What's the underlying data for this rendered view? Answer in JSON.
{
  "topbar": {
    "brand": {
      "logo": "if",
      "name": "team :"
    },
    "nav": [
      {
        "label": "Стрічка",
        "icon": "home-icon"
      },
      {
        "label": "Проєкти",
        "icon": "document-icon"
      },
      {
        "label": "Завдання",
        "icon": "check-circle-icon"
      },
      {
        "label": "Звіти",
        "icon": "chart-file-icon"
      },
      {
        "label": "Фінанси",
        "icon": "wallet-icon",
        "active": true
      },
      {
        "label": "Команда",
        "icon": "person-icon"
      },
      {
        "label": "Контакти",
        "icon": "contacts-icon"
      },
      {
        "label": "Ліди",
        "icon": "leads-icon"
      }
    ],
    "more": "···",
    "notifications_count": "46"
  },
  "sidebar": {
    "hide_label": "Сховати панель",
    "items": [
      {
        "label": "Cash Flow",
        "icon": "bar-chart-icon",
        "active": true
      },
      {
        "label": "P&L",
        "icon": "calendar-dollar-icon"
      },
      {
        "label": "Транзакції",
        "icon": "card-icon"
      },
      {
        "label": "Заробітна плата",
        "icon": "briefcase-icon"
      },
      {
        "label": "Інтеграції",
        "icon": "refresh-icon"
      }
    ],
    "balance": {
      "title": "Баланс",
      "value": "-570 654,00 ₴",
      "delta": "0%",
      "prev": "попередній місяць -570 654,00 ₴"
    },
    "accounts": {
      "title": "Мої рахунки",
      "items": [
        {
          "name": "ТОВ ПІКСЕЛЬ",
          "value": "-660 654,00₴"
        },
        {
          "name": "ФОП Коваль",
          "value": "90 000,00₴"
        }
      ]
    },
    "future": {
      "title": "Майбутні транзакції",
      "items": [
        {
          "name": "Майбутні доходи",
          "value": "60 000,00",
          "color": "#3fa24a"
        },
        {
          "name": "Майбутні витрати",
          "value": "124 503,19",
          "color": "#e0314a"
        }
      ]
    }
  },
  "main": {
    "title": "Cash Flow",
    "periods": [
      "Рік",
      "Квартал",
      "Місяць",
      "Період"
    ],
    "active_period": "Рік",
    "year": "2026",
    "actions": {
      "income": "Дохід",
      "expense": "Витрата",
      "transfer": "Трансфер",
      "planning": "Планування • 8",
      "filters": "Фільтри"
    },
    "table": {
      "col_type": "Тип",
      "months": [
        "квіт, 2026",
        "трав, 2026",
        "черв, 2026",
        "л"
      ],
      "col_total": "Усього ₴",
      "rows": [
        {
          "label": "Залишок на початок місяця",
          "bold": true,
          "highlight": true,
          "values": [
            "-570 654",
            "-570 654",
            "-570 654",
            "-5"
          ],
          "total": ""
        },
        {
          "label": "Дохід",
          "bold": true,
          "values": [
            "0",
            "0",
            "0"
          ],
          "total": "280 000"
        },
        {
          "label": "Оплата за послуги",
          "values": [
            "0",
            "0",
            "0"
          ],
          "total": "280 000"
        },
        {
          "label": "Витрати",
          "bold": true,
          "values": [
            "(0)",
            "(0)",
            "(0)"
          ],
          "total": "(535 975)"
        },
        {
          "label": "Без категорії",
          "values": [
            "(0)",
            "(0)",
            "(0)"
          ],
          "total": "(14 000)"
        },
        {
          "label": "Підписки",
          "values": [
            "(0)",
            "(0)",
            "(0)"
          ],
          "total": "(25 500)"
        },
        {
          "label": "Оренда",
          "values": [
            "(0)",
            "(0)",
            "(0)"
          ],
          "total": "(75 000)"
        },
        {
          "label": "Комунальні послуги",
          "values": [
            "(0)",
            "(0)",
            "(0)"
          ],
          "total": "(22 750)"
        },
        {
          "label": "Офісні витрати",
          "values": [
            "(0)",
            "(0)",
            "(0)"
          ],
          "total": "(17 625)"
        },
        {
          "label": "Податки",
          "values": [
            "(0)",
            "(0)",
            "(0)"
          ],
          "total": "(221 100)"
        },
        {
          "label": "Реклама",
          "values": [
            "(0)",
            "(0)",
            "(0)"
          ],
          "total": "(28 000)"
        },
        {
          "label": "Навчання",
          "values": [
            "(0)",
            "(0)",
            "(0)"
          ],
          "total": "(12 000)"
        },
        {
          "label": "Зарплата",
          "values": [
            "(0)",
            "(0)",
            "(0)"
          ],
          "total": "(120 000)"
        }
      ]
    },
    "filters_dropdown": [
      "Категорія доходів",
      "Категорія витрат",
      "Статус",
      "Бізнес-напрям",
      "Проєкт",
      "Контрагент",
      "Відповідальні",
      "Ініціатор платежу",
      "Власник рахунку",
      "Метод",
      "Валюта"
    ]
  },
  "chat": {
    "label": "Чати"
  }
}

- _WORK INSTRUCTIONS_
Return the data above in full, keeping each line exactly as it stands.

- _TASK ANSWER_
What's the underlying data for this rendered view? Answer in JSON.
{
  "topbar": {
    "brand": {
      "logo": "if",
      "name": "team :"
    },
    "nav": [
      {
        "label": "Стрічка",
        "icon": "home-icon"
      },
      {
        "label": "Проєкти",
        "icon": "document-icon"
      },
      {
        "label": "Завдання",
        "icon": "check-circle-icon"
      },
      {
        "label": "Звіти",
        "icon": "chart-file-icon"
      },
      {
        "label": "Фінанси",
        "icon": "wallet-icon",
        "active": true
      },
      {
        "label": "Команда",
        "icon": "person-icon"
      },
      {
        "label": "Контакти",
        "icon": "contacts-icon"
      },
      {
        "label": "Ліди",
        "icon": "leads-icon"
      }
    ],
    "more": "···",
    "notifications_count": "46"
  },
  "sidebar": {
    "hide_label": "Сховати панель",
    "items": [
      {
        "label": "Cash Flow",
        "icon": "bar-chart-icon",
        "active": true
      },
      {
        "label": "P&L",
        "icon": "calendar-dollar-icon"
      },
      {
        "label": "Транзакції",
        "icon": "card-icon"
      },
      {
        "label": "Заробітна плата",
        "icon": "briefcase-icon"
      },
      {
        "label": "Інтеграції",
        "icon": "refresh-icon"
      }
    ],
    "balance": {
      "title": "Баланс",
      "value": "-570 654,00 ₴",
      "delta": "0%",
      "prev": "попередній місяць -570 654,00 ₴"
    },
    "accounts": {
      "title": "Мої рахунки",
      "items": [
        {
          "name": "ТОВ ПІКСЕЛЬ",
          "value": "-660 654,00₴"
        },
        {
          "name": "ФОП Коваль",
          "value": "90 000,00₴"
        }
      ]
    },
    "future": {
      "title": "Майбутні транзакції",
      "items": [
        {
          "name": "Майбутні доходи",
          "value": "60 000,00",
          "color": "#3fa24a"
        },
        {
          "name": "Майбутні витрати",
          "value": "124 503,19",
          "color": "#e0314a"
        }
      ]
    }
  },
  "main": {
    "title": "Cash Flow",
    "periods": [
      "Рік",
      "Квартал",
      "Місяць",
      "Період"
    ],
    "active_period": "Рік",
    "year": "2026",
    "actions": {
      "income": "Дохід",
      "expense": "Витрата",
      "transfer": "Трансфер",
      "planning": "Планування • 8",
      "filters": "Фільтри"
    },
    "table": {
      "col_type": "Тип",
      "months": [
        "квіт, 2026",
        "трав, 2026",
        "черв, 2026",
        "л"
      ],
      "col_total": "Усього ₴",
      "rows": [
        {
          "label": "Залишок на початок місяця",
          "bold": true,
          "highlight": true,
          "values": [
            "-570 654",
            "-570 654",
            "-570 654",
            "-5"
          ],
          "total": ""
        },
        {
          "label": "Дохід",
          "bold": true,
          "values": [
            "0",
            "0",
            "0"
          ],
          "total": "280 000"
        },
        {
          "label": "Оплата за послуги",
          "values": [
            "0",
            "0",
            "0"
          ],
          "total": "280 000"
        },
        {
          "label": "Витрати",
          "bold": true,
          "values": [
            "(0)",
            "(0)",
            "(0)"
          ],
          "total": "(535 975)"
        },
        {
          "label": "Без категорії",
          "values": [
            "(0)",
            "(0)",
            "(0)"
          ],
          "total": "(14 000)"
        },
        {
          "label": "Підписки",
          "values": [
            "(0)",
            "(0)",
            "(0)"
          ],
          "total": "(25 500)"
        },
        {
          "label": "Оренда",
          "values": [
            "(0)",
            "(0)",
            "(0)"
          ],
          "total": "(75 000)"
        },
        {
          "label": "Комунальні послуги",
          "values": [
            "(0)",
            "(0)",
            "(0)"
          ],
          "total": "(22 750)"
        },
        {
          "label": "Офісні витрати",
          "values": [
            "(0)",
            "(0)",
            "(0)"
          ],
          "total": "(17 625)"
        },
        {
          "label": "Податки",
          "values": [
            "(0)",
            "(0)",
            "(0)"
          ],
          "total": "(221 100)"
        },
        {
          "label": "Реклама",
          "values": [
            "(0)",
            "(0)",
            "(0)"
          ],
          "total": "(28 000)"
        },
        {
          "label": "Навчання",
          "values": [
            "(0)",
            "(0)",
            "(0)"
          ],
          "total": "(12 000)"
        },
        {
          "label": "Зарплата",
          "values": [
            "(0)",
            "(0)",
            "(0)"
          ],
          "total": "(120 000)"
        }
      ]
    },
    "filters_dropdown": [
      "Категорія доходів",
      "Категорія витрат",
      "Статус",
      "Бізнес-напрям",
      "Проєкт",
      "Контрагент",
      "Відповідальні",
      "Ініціатор платежу",
      "Власник рахунку",
      "Метод",
      "Валюта"
    ]
  },
  "chat": {
    "label": "Чати"
  }
}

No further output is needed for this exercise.